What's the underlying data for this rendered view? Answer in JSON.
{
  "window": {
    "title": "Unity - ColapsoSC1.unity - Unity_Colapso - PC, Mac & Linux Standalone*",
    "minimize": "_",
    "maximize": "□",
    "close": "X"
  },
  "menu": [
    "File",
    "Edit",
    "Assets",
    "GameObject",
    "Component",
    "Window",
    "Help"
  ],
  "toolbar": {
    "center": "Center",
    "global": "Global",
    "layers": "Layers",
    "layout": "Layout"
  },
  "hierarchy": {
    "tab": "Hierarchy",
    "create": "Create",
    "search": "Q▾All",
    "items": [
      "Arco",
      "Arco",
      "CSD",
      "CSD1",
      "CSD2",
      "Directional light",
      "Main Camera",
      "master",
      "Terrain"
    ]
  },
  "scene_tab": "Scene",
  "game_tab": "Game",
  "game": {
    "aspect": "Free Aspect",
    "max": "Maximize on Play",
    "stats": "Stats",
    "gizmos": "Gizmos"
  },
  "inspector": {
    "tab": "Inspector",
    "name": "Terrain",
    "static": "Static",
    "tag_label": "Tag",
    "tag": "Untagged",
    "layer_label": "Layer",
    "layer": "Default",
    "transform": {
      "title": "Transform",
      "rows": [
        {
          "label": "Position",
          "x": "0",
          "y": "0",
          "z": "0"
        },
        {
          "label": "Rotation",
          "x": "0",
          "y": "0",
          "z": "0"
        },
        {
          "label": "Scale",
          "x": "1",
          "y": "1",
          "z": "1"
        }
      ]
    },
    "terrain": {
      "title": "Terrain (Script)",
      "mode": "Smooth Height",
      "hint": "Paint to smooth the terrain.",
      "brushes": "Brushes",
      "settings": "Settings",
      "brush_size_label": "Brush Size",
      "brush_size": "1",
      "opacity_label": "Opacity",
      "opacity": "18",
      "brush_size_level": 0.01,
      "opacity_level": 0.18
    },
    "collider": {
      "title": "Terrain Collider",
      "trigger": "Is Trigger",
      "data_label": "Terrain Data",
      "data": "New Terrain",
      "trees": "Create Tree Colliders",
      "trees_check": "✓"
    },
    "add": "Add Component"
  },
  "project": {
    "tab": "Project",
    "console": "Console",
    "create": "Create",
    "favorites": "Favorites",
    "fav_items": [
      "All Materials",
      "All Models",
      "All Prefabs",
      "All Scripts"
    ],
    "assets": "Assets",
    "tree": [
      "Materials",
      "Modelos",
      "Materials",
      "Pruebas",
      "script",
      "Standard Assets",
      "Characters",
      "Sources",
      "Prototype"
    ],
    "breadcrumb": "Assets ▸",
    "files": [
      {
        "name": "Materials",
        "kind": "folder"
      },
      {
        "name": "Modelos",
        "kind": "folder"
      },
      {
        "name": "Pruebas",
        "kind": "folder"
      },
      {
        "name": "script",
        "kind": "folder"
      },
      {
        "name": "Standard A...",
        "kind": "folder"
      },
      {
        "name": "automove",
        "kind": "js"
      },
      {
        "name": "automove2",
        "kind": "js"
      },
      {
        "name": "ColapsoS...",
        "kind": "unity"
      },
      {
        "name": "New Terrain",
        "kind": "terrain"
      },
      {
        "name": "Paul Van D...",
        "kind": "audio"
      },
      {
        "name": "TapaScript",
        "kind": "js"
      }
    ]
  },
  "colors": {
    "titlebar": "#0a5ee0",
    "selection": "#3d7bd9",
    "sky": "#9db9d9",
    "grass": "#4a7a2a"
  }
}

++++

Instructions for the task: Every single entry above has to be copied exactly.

Answer box:
What's the underlying data for this rendered view? Answer in JSON.
{
  "window": {
    "title": "Unity - ColapsoSC1.unity - Unity_Colapso - PC, Mac & Linux Standalone*",
    "minimize": "_",
    "maximize": "□",
    "close": "X"
  },
  "menu": [
    "File",
    "Edit",
    "Assets",
    "GameObject",
    "Component",
    "Window",
    "Help"
  ],
  "toolbar": {
    "center": "Center",
    "global": "Global",
    "layers": "Layers",
    "layout": "Layout"
  },
  "hierarchy": {
    "tab": "Hierarchy",
    "create": "Create",
    "search": "Q▾All",
    "items": [
      "Arco",
      "Arco",
      "CSD",
      "CSD1",
      "CSD2",
      "Directional light",
      "Main Camera",
      "master",
      "Terrain"
    ]
  },
  "scene_tab": "Scene",
  "game_tab": "Game",
  "game": {
    "aspect": "Free Aspect",
    "max": "Maximize on Play",
    "stats": "Stats",
    "gizmos": "Gizmos"
  },
  "inspector": {
    "tab": "Inspector",
    "name": "Terrain",
    "static": "Static",
    "tag_label": "Tag",
    "tag": "Untagged",
    "layer_label": "Layer",
    "layer": "Default",
    "transform": {
      "title": "Transform",
      "rows": [
        {
          "label": "Position",
          "x": "0",
          "y": "0",
          "z": "0"
        },
        {
          "label": "Rotation",
          "x": "0",
          "y": "0",
          "z": "0"
        },
        {
          "label": "Scale",
          "x": "1",
          "y": "1",
          "z": "1"
        }
      ]
    },
    "terrain": {
      "title": "Terrain (Script)",
      "mode": "Smooth Height",
      "hint": "Paint to smooth the terrain.",
      "brushes": "Brushes",
      "settings": "Settings",
      "brush_size_label": "Brush Size",
      "brush_size": "1",
      "opacity_label": "Opacity",
      "opacity": "18",
      "brush_size_level": 0.01,
      "opacity_level": 0.18
    },
    "collider": {
      "title": "Terrain Collider",
      "trigger": "Is Trigger",
      "data_label": "Terrain Data",
      "data": "New Terrain",
      "trees": "Create Tree Colliders",
      "trees_check": "✓"
    },
    "add": "Add Component"
  },
  "project": {
    "tab": "Project",
    "console": "Console",
    "create": "Create",
    "favorites": "Favorites",
    "fav_items": [
      "All Materials",
      "All Models",
      "All Prefabs",
      "All Scripts"
    ],
    "assets": "Assets",
    "tree": [
      "Materials",
      "Modelos",
      "Materials",
      "Pruebas",
      "script",
      "Standard Assets",
      "Characters",
      "Sources",
      "Prototype"
    ],
    "breadcrumb": "Assets ▸",
    "files": [
      {
        "name": "Materials",
        "kind": "folder"
      },
      {
        "name": "Modelos",
        "kind": "folder"
      },
      {
        "name": "Pruebas",
        "kind": "folder"
      },
      {
        "name": "script",
        "kind": "folder"
      },
      {
        "name": "Standard A...",
        "kind": "folder"
      },
      {
        "name": "automove",
        "kind": "js"
      },
      {
        "name": "automove2",
        "kind": "js"
      },
      {
        "name": "ColapsoS...",
        "kind": "unity"
      },
      {
        "name": "New Terrain",
        "kind": "terrain"
      },
      {
        "name": "Paul Van D...",
        "kind": "audio"
      },
      {
        "name": "TapaScript",
        "kind": "js"
      }
    ]
  },
  "colors": {
    "titlebar": "#0a5ee0",
    "selection": "#3d7bd9",
    "sky": "#9db9d9",
    "grass": "#4a7a2a"
  }
}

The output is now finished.